* [PROBLEM TO SOLVE]: Go through the material and copy each line in which the word "appointments" shows up.

[Opening RECORDS TO PROCESS section]

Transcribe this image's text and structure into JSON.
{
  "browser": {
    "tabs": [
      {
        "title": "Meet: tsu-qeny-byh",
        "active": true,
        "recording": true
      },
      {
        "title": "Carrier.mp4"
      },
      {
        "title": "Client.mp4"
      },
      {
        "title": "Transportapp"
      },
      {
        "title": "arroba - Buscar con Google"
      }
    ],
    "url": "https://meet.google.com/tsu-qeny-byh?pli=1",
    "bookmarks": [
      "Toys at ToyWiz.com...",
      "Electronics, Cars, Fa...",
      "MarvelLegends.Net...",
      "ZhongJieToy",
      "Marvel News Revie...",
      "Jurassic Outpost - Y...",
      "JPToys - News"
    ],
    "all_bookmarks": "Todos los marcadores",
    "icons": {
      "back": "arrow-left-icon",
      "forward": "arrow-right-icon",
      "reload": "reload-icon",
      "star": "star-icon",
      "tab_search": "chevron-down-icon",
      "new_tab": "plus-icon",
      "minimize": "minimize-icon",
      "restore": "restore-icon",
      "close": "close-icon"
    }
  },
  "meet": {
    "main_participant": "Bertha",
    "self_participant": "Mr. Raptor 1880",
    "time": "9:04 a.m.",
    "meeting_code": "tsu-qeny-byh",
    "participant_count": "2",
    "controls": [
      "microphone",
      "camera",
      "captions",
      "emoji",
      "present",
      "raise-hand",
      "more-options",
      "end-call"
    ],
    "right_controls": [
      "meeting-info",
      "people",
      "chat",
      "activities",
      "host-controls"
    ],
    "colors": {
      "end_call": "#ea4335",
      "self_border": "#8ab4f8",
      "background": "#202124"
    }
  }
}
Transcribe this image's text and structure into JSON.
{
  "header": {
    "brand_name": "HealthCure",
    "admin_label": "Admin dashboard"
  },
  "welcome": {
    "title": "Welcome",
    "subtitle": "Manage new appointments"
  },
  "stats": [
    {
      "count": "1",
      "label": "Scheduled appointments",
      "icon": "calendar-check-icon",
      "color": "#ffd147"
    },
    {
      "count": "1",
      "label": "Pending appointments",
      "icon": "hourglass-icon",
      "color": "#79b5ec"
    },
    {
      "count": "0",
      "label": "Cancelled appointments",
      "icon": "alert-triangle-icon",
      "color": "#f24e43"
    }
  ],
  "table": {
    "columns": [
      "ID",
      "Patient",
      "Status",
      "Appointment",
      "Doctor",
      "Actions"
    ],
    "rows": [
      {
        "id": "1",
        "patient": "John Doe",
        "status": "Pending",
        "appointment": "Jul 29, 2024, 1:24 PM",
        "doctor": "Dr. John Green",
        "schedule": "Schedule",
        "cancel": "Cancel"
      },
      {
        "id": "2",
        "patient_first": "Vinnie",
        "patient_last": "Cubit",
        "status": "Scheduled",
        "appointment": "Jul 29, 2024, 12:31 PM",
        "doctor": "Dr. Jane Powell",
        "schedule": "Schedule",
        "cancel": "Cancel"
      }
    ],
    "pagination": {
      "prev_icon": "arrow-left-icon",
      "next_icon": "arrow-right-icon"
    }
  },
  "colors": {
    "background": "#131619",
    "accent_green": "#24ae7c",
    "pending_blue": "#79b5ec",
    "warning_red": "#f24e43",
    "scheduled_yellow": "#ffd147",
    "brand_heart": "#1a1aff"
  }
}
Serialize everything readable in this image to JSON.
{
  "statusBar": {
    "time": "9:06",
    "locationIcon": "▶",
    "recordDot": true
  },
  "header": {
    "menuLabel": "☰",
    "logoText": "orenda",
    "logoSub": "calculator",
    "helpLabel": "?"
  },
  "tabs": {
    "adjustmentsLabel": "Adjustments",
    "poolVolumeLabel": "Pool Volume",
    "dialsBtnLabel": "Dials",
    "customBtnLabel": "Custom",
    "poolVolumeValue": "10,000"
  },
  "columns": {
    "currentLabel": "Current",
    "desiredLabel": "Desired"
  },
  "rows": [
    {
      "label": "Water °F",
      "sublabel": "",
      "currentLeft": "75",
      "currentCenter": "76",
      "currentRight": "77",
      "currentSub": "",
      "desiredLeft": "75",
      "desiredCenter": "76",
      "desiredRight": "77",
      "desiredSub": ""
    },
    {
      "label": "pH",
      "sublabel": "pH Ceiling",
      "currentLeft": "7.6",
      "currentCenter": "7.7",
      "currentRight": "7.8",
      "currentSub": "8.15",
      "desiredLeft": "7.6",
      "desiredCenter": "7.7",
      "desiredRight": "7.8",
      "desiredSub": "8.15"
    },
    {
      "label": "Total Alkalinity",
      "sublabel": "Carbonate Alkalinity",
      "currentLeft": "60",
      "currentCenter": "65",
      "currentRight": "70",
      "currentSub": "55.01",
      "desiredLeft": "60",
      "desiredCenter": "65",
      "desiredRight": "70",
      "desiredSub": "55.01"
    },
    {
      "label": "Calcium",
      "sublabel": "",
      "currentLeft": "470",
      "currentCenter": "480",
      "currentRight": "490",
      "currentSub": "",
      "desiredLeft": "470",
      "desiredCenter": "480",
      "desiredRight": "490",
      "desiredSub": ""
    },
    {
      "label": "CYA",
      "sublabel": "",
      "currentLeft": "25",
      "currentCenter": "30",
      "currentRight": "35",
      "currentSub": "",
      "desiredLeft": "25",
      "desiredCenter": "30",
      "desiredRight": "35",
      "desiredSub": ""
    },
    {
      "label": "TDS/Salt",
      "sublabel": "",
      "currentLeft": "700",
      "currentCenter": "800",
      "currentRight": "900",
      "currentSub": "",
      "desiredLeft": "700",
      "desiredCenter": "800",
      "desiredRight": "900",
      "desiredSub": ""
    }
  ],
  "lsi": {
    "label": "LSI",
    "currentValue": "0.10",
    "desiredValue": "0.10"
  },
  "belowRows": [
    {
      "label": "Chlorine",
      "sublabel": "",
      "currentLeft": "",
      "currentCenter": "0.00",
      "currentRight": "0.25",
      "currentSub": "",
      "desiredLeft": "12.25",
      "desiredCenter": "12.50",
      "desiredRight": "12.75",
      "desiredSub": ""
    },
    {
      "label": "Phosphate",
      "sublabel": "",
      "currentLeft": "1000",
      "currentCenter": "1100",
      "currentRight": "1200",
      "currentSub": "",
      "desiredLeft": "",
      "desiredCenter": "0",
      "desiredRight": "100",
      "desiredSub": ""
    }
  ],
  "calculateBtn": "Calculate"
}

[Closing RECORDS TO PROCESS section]

* [TASK OUTPUT]:
    "subtitle": "Manage new appointments"
      "label": "Scheduled appointments",
      "label": "Pending appointments",
      "label": "Cancelled appointments",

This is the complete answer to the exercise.